__Work task__. Report back every line of the entries that contains "active", exactly as written.
Entries provided section start
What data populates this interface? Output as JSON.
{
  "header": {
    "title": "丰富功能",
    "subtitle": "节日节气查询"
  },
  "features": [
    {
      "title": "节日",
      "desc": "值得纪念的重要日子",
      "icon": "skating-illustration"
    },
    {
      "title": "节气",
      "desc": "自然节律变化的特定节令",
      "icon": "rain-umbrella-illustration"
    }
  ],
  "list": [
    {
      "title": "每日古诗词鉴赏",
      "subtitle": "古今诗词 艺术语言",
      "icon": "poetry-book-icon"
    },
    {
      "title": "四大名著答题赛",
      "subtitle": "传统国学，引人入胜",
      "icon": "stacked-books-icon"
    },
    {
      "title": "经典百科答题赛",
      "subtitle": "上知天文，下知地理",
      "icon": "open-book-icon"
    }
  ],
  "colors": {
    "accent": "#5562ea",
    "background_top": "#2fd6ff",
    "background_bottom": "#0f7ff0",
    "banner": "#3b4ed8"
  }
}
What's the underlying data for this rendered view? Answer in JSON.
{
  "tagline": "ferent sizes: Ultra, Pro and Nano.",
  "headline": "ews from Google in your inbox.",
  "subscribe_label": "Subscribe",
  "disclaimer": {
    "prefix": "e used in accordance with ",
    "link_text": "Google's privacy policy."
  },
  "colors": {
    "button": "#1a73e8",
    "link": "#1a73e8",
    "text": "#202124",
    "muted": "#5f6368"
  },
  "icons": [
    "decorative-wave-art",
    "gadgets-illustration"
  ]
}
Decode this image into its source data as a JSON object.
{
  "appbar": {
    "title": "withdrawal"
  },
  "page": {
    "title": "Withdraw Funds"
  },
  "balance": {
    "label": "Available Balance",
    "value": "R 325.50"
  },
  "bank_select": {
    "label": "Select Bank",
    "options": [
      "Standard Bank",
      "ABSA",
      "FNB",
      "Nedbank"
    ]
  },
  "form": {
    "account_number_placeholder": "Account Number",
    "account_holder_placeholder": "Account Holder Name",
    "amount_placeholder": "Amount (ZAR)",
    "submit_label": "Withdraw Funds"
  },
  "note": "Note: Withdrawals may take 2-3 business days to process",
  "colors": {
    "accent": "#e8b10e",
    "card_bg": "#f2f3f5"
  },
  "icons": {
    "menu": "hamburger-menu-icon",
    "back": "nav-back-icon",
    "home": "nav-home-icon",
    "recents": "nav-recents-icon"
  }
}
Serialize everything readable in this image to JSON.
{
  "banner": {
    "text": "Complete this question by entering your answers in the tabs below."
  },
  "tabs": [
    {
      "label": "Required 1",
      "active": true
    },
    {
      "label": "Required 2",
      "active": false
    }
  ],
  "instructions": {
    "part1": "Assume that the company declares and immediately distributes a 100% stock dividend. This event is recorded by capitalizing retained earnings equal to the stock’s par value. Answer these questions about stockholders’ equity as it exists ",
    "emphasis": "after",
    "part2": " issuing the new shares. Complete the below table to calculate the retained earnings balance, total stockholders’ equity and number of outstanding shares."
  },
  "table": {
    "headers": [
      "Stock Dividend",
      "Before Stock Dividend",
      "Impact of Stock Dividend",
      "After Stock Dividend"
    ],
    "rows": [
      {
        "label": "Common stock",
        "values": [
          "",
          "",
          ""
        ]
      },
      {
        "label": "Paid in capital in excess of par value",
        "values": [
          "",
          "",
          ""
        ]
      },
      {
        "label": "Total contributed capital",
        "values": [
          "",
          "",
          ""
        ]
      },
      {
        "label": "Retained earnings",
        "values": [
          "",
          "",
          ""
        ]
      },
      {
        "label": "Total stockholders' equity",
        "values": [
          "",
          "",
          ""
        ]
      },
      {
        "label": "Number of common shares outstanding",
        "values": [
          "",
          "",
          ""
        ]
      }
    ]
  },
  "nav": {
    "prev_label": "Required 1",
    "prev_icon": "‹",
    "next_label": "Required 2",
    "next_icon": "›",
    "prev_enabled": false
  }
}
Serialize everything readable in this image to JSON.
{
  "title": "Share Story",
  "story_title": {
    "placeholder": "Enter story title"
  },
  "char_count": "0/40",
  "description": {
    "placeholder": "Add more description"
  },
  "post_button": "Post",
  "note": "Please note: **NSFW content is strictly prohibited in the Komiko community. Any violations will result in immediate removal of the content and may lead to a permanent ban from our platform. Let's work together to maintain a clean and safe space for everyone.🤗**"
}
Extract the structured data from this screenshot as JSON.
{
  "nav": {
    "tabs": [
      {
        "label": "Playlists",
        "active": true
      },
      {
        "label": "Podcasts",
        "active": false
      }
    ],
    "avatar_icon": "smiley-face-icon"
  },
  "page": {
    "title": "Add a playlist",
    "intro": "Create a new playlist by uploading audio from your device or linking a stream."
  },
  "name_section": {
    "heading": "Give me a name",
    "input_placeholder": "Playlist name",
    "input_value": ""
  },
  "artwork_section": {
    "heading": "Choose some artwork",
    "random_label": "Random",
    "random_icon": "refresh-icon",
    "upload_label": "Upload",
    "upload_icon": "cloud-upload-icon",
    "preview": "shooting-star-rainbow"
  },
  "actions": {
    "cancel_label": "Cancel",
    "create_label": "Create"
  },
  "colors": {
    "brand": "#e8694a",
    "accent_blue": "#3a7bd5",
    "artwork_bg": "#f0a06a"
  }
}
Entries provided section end
__Answer box__.
      "active": true
      "active": false
        "active": true
        "active": false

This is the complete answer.